How do I report investment losses on my taxes?
To report investment losses on your taxes, you need to file a Schedule D (Form 1040) with your tax return. You need to list each investment you sold at a loss and report the total loss for each investment. The total loss is then deducted from your overall capital gains for the year.
Can I deduct all of my investment losses on my taxes?
No, you can only deduct up to $3,000 in investment losses per year. However, any losses that exceed this amount can be carried forward to future tax years.
What if I have both investment gains and losses in the same year?
If you have both investment gains and losses in the same year, you will need to report them separately on your tax return. Report your gains on Schedule D, and your losses on Form 8949. You will then be able to offset your gains and losses when calculating your total capital gains for the year.
Do I need to include documentation of my investment losses when filing my taxes?
You do not need to include documentation of your investment losses when filing your taxes, but you should keep records of all your investments and losses in case the IRS asks for proof of your deductions.
What if I have investment losses from a partnership or S corporation?
If you have investment losses from a partnership or S corporation, you will need to report them on your tax return as a pass-through deduction. The losses will be reported on Schedule K-1 and then allocated to each partner or shareholder based on their percentage of ownership.
What are the benefits of reporting investment losses on my taxes?

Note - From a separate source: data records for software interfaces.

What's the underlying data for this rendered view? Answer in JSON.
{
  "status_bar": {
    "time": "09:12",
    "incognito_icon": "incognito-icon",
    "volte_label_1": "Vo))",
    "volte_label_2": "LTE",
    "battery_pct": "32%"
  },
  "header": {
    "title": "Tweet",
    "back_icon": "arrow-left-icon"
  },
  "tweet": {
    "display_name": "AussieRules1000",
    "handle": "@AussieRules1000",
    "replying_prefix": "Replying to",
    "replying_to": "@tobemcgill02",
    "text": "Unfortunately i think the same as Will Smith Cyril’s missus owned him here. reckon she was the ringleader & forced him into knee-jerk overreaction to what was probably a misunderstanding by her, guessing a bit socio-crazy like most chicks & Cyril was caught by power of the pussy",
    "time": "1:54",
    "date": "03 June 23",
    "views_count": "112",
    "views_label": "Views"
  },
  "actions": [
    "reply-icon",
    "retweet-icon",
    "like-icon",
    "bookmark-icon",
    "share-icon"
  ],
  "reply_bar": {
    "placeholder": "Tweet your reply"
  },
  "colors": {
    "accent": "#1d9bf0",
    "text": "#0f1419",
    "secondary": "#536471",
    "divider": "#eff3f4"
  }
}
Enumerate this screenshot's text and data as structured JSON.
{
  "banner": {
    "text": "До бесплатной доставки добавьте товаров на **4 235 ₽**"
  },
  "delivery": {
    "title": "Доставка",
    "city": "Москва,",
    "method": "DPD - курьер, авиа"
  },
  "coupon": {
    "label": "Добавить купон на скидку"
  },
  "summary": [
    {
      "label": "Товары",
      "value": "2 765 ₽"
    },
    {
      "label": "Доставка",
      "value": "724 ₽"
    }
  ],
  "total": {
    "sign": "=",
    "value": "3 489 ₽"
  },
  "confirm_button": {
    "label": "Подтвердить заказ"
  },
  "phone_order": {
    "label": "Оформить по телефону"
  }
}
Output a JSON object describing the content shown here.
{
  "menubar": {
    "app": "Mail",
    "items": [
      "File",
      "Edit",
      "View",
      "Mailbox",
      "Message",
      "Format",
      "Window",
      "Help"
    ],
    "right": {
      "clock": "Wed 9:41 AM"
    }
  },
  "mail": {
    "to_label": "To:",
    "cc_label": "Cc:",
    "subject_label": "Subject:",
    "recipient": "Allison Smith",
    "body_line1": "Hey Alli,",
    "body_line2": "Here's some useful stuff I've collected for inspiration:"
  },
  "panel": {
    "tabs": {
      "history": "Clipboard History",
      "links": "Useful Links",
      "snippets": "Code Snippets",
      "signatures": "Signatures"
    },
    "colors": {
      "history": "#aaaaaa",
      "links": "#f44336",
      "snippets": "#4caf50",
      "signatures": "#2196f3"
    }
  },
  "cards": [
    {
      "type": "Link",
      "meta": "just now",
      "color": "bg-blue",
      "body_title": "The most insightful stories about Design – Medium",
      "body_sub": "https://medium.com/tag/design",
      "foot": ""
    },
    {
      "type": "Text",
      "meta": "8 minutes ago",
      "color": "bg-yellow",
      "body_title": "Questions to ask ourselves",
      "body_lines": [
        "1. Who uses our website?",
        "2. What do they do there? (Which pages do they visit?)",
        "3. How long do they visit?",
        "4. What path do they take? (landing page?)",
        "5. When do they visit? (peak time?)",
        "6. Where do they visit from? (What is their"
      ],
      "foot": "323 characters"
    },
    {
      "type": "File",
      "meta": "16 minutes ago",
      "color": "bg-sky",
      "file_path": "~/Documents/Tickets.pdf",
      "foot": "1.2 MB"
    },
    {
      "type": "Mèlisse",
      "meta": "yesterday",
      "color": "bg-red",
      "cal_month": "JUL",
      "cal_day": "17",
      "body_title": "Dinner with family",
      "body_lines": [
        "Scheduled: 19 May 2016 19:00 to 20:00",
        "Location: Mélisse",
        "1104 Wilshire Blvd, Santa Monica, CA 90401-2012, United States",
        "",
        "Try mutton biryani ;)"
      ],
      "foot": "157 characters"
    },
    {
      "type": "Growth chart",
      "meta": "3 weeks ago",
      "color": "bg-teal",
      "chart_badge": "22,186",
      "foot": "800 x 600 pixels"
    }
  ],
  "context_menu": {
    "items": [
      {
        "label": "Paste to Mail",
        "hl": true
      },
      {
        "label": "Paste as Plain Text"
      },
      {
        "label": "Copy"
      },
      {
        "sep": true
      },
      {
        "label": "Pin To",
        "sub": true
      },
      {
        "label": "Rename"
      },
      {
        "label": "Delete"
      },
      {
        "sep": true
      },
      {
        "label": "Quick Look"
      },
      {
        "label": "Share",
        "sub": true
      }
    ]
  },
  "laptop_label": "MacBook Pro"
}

Reporting investment losses can help reduce your overall tax bill and potentially result in a refund. Additionally, carrying forward losses to future tax years can provide a tax benefit in the future.